Whereas before his remarks had been aimed largely at the piano
and were therefore somewhat muted, to his surprise and that of
those in the chamber music room he found himself addressing
himself directly to the audience.
BUT SUCH THINGS do happen, and the person who began to laugh
deserves to be severely reprimanded for this undignified
behavior. Unfortunately, laughter is contagious, and by the time
it had subsided and the audience had regained its composure Mr.
Kropp appeared somewhat shaken. Nevertheless, he swiveled
himself back into position facing the piano and, leaving the D
Major Fugue unfinished, commenced on the Fantasia and Fugue in G
Why the concert grand piano's G key in the third octave chose
that particular time to begin sticking I hesitate to guess.
However, it is certainly safe to say that Mr. Kropp himself did
nothing to help matters when he began using his feet to kick the
lower portion of the piano instead of operating the pedals as is
generally done. Possibly it was this jarring or the un-Bach-like
hammering to which the sticking keyboard was being subjected.
Something caused the right front leg of the piano to buckle
slightly inward, leaving the entire instrument listing at
approximately a 35-degree angle from that which is normal. A
gasp went up from the audience, for if the piano had actually
fallen several of Mr. Kropp's toes if not both his feet, would
surely have been broken.
It was with a sigh of relief therefore, that the audience saw
Mr. Kropp slowly rise from his stool and leave the stage. A few
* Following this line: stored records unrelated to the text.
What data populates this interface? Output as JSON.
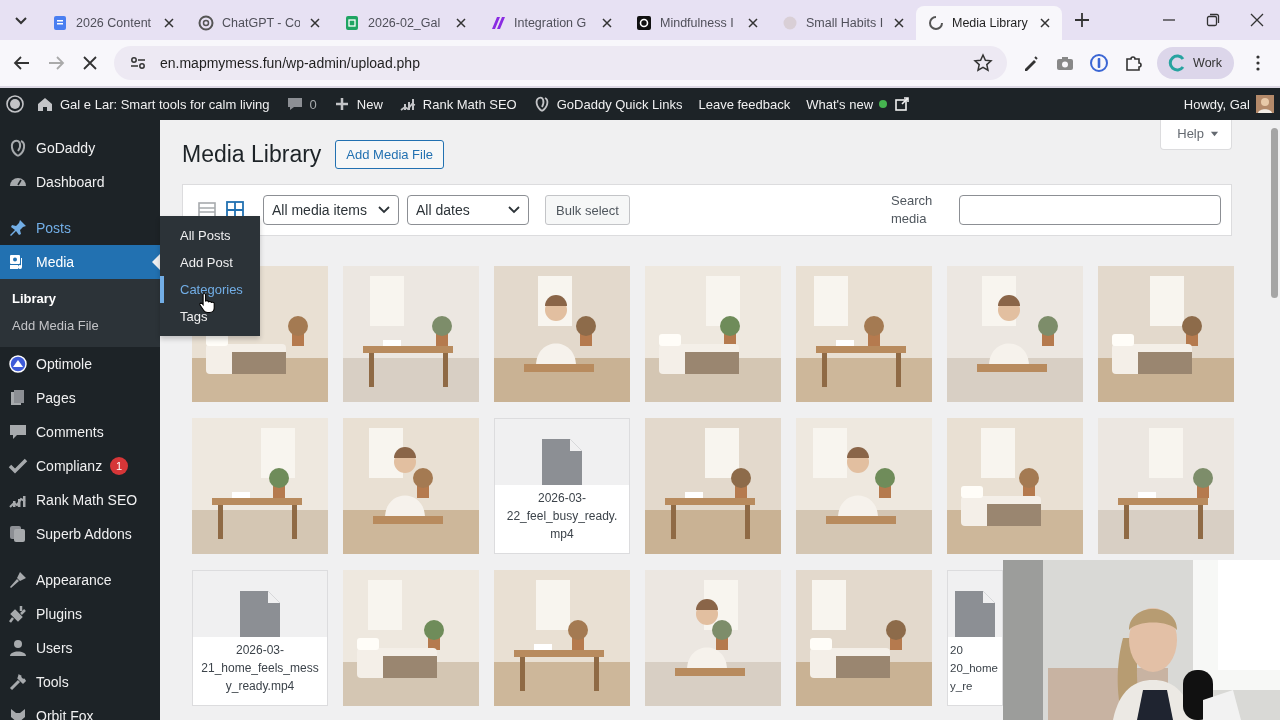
{
  "browser": {
    "tabs": [
      {
        "title": "2026 Content",
        "selected": false,
        "loading": false
      },
      {
        "title": "ChatGPT - Co",
        "selected": false,
        "loading": false
      },
      {
        "title": "2026-02_Gal",
        "selected": false,
        "loading": false
      },
      {
        "title": "Integration G",
        "selected": false,
        "loading": false
      },
      {
        "title": "Mindfulness I",
        "selected": false,
        "loading": false
      },
      {
        "title": "Small Habits I",
        "selected": false,
        "loading": false
      },
      {
        "title": "Media Library",
        "selected": true,
        "loading": true
      }
    ],
    "address": "en.mapmymess.fun/wp-admin/upload.php",
    "profile": "Work"
  },
  "admin_bar": {
    "site": "Gal e Lar: Smart tools for calm living",
    "comments": "0",
    "new": "New",
    "items": [
      "Rank Math SEO",
      "GoDaddy Quick Links",
      "Leave feedback",
      "What's new"
    ],
    "howdy": "Howdy, Gal"
  },
  "sidebar": {
    "groups": [
      [
        {
          "label": "GoDaddy",
          "selected": false,
          "highlighted": false
        },
        {
          "label": "Dashboard",
          "selected": false,
          "highlighted": false
        }
      ],
      [
        {
          "label": "Posts",
          "selected": false,
          "highlighted": true
        },
        {
          "label": "Media",
          "selected": true,
          "highlighted": false,
          "children": [
            {
              "label": "Library",
              "selected": true
            },
            {
              "label": "Add Media File",
              "selected": false
            }
          ]
        },
        {
          "label": "Optimole",
          "selected": false,
          "highlighted": false
        },
        {
          "label": "Pages",
          "selected": false,
          "highlighted": false
        },
        {
          "label": "Comments",
          "selected": false,
          "highlighted": false
        },
        {
          "label": "Complianz",
          "selected": false,
          "highlighted": false,
          "badge": "1"
        },
        {
          "label": "Rank Math SEO",
          "selected": false,
          "highlighted": false
        },
        {
          "label": "Superb Addons",
          "selected": false,
          "highlighted": false
        }
      ],
      [
        {
          "label": "Appearance",
          "selected": false,
          "highlighted": false
        },
        {
          "label": "Plugins",
          "selected": false,
          "highlighted": false
        },
        {
          "label": "Users",
          "selected": false,
          "highlighted": false
        },
        {
          "label": "Tools",
          "selected": false,
          "highlighted": false
        },
        {
          "label": "Orbit Fox",
          "selected": false,
          "highlighted": false
        }
      ]
    ]
  },
  "flyout": {
    "items": [
      {
        "label": "All Posts",
        "selected": false
      },
      {
        "label": "Add Post",
        "selected": false
      },
      {
        "label": "Categories",
        "selected": true
      },
      {
        "label": "Tags",
        "selected": false
      }
    ]
  },
  "content": {
    "title": "Media Library",
    "add_button": "Add Media File",
    "help": "Help",
    "view_modes": [
      {
        "kind": "list",
        "selected": false
      },
      {
        "kind": "grid",
        "selected": true
      }
    ],
    "filters": [
      {
        "value": "All media items"
      },
      {
        "value": "All dates"
      }
    ],
    "bulk_button": "Bulk select",
    "search": {
      "label": "Search media"
    },
    "items": [
      {
        "kind": "picture"
      },
      {
        "kind": "picture"
      },
      {
        "kind": "picture"
      },
      {
        "kind": "picture"
      },
      {
        "kind": "picture"
      },
      {
        "kind": "picture"
      },
      {
        "kind": "picture"
      },
      {
        "kind": "picture"
      },
      {
        "kind": "picture"
      },
      {
        "kind": "file",
        "lines": [
          "2026-03-",
          "22_feel_busy_ready.",
          "mp4"
        ],
        "clipped": false
      },
      {
        "kind": "picture"
      },
      {
        "kind": "picture"
      },
      {
        "kind": "picture"
      },
      {
        "kind": "picture"
      },
      {
        "kind": "file",
        "lines": [
          "2026-03-",
          "21_home_feels_mess",
          "y_ready.mp4"
        ],
        "clipped": false
      },
      {
        "kind": "picture"
      },
      {
        "kind": "picture"
      },
      {
        "kind": "picture"
      },
      {
        "kind": "picture"
      },
      {
        "kind": "file",
        "lines": [
          "20",
          "20_home",
          "y_re"
        ],
        "clipped": true
      }
    ]
  },
  "webcam": {
    "kind": "picture"
  }
}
men in the back of the room began clapping and when Mr. Kropp
reappeared a moment later it seemed he was responding to the
ovation. Apparently, however, he had left to get a red-handled
fire ax which was hung back stage in case of fire, for that was
what was in his hand.
MY FIRST REACTION at seeing Mr. Kropp begin to chop at the
left leg of the grand piano was that he was attempting to make it
tilt at the same angle as the right leg and there by correct the
list. However, when the weakened legs finally collapsed
altogether with a great crash and Mr. Kropp continued to chop, it
became obvious to all that he had no intention of going on with
the concert. The ushers, who had heard the snapping of piano
wires and splintering of sounding board from the dining room,
came rushing in and, with the help of the hotel manager, two
Indian watchmen and a passing police corporal, finally succeeded
in disarming Mr. Kropp and dragging him off the stage.
© 1996 by Bill Becwar. All Rights Reserved.